Internet connectivity across much of southern Somalia has been cut off on Sunday, according to local residents and an independent group that investigates digital rights, cyber-security and internet governance.
Netblocks said that their network data recorded that the internet was cut at 10:30 am local time, with most of Mogadishu offline.
The internet cutoff comes just one day after Somalia’s parliament removed PM Hassan Ali Khaire in a vote of no-confidence.
Somalia’s main international partners, the U.S. and the European Union have both criticized the move as unhelpful in a fragile political environment.
Netblocks says that a preliminary analysis of the sub-sea cable networks shows that the disconnect was not a result of an accidental cut, suggesting that the service cut was intentional.
“The ongoing incident has nation-scale impact consistent with an intentional blackout affecting cellular and fixed-line networks, and is not attributed to any international issue, technical outage or cyber-attack.”
In a statement, Hormuud, Somalia’s largest telecom service provider, offered a different explanation. Hormuud said that windy conditions on the Indian ocean caused the blackout.
“We regret to inform you that our internet service has been interrupted since around 10:00 am EAT. Our early assessments suggest that the submarine cable sustained a shunt fault after windy conditions caused Somali shores of the Indian Ocean to become very rough and turbulent.”
It added that maintenance crews are working to restore connectivity.
The Internet advocacy group said that their data shows this is unprecedented in Somalia.
“A review of historic data shows no record of nation-scale telecommunications blackouts since systematic record-keeping began. The country has experienced outages due to cable incidents, which were attributed and reported as technical failures by NetBlocks.”

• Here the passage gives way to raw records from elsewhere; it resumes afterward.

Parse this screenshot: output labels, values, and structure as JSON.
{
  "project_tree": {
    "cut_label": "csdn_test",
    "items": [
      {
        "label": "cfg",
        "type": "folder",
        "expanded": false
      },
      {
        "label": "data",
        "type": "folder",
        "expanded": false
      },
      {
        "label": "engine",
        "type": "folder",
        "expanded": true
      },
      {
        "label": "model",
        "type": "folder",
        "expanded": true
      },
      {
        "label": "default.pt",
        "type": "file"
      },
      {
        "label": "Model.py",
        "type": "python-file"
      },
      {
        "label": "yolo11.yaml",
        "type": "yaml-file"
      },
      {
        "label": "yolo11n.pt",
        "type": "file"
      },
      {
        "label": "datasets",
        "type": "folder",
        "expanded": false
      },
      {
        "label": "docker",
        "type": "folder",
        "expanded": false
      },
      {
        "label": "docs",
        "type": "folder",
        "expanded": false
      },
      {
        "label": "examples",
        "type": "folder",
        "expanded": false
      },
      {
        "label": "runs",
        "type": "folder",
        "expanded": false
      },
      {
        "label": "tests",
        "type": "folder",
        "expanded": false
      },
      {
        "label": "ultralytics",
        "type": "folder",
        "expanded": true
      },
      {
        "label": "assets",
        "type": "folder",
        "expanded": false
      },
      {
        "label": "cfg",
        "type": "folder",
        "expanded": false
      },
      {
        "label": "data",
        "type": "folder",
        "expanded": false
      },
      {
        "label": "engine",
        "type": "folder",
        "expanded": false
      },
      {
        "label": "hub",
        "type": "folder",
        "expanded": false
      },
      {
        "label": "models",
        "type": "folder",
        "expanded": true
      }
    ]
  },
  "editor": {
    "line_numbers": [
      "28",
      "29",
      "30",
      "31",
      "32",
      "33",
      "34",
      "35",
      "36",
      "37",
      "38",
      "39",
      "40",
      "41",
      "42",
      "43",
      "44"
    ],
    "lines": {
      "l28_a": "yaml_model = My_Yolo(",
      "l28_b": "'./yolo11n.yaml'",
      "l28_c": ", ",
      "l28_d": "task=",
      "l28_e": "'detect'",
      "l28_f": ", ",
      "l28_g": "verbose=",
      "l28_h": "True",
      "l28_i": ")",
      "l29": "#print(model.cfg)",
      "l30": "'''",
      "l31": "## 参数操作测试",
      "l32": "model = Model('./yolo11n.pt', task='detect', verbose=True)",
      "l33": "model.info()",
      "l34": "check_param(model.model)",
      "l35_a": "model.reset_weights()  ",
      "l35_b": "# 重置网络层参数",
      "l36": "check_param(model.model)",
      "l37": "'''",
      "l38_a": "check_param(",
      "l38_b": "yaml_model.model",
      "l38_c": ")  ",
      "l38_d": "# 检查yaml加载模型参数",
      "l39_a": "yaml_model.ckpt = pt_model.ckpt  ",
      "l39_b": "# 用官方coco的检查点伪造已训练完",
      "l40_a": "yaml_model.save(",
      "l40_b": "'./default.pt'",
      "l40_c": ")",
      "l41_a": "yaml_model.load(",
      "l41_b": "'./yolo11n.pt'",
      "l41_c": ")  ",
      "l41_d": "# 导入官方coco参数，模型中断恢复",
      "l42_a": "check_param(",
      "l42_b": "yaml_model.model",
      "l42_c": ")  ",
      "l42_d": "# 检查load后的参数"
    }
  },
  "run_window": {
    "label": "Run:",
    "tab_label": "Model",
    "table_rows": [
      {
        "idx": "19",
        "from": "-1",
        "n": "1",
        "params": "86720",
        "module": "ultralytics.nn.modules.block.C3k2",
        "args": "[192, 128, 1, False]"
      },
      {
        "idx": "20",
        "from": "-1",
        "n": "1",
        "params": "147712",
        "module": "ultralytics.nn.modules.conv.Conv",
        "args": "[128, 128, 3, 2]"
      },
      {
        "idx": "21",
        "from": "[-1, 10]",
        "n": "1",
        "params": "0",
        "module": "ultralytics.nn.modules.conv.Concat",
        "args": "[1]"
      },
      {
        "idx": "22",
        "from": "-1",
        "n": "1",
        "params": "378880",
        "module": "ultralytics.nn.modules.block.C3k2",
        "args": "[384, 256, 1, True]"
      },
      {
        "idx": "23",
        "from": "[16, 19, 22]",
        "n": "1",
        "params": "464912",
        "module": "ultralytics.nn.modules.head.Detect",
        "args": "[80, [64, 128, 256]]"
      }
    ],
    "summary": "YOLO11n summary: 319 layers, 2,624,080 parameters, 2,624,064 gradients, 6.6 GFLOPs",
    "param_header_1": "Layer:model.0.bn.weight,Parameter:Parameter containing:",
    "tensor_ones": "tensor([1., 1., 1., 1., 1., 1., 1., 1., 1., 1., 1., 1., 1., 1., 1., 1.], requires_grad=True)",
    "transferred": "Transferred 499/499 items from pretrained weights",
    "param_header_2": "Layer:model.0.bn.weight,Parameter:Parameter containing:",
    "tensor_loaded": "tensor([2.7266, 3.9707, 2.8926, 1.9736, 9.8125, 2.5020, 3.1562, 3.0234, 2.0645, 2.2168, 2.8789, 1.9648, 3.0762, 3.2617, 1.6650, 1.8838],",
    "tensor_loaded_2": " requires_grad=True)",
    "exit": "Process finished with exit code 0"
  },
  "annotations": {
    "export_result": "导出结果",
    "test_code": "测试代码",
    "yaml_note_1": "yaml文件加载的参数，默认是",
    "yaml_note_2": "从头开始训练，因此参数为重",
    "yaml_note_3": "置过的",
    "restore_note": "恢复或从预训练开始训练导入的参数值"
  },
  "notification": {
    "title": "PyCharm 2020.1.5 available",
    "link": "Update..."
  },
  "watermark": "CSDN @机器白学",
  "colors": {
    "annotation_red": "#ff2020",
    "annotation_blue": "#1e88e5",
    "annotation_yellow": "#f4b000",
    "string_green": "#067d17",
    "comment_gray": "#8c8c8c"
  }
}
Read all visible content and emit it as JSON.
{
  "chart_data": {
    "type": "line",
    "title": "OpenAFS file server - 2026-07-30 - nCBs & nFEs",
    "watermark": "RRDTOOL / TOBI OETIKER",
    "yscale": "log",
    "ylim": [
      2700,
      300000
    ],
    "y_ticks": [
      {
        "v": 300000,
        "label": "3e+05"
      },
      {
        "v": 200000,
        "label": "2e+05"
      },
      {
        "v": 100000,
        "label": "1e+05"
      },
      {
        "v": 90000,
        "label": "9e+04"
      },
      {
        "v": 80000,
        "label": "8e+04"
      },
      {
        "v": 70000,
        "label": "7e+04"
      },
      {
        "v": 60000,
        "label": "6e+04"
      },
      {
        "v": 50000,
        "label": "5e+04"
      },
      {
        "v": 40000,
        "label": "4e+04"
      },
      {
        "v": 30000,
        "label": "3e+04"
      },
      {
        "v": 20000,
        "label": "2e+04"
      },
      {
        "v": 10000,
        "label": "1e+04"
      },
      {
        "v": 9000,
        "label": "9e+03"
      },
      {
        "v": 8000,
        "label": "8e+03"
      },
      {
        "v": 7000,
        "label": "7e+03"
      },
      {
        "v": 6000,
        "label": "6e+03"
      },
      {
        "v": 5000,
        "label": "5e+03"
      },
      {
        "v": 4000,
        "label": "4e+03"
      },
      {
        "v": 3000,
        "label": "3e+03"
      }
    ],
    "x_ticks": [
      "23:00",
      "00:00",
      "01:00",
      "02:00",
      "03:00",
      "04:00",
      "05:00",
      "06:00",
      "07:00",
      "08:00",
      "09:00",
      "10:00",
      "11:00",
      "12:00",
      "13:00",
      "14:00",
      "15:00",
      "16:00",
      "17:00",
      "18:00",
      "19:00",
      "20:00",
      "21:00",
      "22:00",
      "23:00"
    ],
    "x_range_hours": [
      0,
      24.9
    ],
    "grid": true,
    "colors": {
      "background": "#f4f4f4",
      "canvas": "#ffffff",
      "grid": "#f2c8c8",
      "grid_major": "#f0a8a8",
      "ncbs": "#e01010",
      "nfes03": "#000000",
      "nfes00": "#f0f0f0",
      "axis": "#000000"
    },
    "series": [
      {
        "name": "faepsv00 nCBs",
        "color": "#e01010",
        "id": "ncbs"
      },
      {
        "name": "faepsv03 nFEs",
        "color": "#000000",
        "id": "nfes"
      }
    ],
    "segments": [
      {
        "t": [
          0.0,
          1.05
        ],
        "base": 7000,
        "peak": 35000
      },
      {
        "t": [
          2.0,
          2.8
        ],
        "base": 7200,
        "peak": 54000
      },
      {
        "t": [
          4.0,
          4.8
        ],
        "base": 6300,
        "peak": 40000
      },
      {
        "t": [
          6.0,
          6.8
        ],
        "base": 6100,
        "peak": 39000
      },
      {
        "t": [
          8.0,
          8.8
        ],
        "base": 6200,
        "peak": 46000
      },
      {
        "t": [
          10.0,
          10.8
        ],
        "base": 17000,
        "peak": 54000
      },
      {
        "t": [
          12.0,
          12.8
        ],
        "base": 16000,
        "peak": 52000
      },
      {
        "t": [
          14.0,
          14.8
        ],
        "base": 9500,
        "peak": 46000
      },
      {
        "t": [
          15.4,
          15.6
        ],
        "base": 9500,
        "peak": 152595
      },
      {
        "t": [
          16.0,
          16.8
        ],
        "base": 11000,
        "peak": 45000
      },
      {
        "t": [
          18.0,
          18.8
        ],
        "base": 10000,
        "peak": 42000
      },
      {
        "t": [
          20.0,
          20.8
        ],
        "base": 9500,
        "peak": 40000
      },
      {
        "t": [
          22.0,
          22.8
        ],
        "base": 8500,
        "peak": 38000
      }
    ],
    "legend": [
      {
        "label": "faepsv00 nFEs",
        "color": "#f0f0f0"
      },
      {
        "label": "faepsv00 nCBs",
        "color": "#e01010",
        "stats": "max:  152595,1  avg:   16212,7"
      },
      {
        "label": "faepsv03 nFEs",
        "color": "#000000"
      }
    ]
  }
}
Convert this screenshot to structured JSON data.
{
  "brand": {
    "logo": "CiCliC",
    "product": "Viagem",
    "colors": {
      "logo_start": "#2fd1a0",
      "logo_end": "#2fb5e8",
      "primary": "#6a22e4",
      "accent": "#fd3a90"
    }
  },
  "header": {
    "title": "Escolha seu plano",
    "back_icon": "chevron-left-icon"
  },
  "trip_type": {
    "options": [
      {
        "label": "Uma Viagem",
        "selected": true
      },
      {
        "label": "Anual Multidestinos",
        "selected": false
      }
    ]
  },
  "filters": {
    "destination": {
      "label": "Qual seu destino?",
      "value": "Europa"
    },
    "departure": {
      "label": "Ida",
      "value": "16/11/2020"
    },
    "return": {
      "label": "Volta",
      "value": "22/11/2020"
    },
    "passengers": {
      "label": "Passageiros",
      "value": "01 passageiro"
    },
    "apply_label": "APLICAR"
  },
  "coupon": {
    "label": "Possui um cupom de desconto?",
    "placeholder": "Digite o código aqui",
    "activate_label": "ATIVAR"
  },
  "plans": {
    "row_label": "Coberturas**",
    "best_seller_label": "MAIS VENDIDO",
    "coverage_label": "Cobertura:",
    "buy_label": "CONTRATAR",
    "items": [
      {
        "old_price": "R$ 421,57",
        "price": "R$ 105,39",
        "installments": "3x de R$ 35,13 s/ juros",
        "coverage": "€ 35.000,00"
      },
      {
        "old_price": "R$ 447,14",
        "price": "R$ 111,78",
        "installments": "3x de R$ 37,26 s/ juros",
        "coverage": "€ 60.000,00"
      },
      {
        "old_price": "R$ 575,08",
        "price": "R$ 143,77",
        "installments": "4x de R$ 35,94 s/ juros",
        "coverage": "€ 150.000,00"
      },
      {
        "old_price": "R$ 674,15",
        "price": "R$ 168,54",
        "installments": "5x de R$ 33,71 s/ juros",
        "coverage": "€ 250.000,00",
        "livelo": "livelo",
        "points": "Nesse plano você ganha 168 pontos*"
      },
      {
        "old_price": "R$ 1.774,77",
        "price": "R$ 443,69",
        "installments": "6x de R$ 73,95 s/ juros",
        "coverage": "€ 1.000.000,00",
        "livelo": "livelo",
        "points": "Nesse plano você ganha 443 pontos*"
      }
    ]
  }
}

In June 2018, a commercial cargo ship cut an underwater fibre-optic cable effectively putting much of southern Somalia in an internet blackout. Officials at the time said the outage was costing the country $10 million a day.
Cutting off the internet is not unprecedented in Africa. Across the continent, authorities have disrupted connectivity during a state of emergencies, government protests or national exams. Since 2007, when Guinea’s former president Lansana Conté ordered a shutdown following demonstrations calling for his resignation, 26 out of 54 African countries have directly ordered network disruption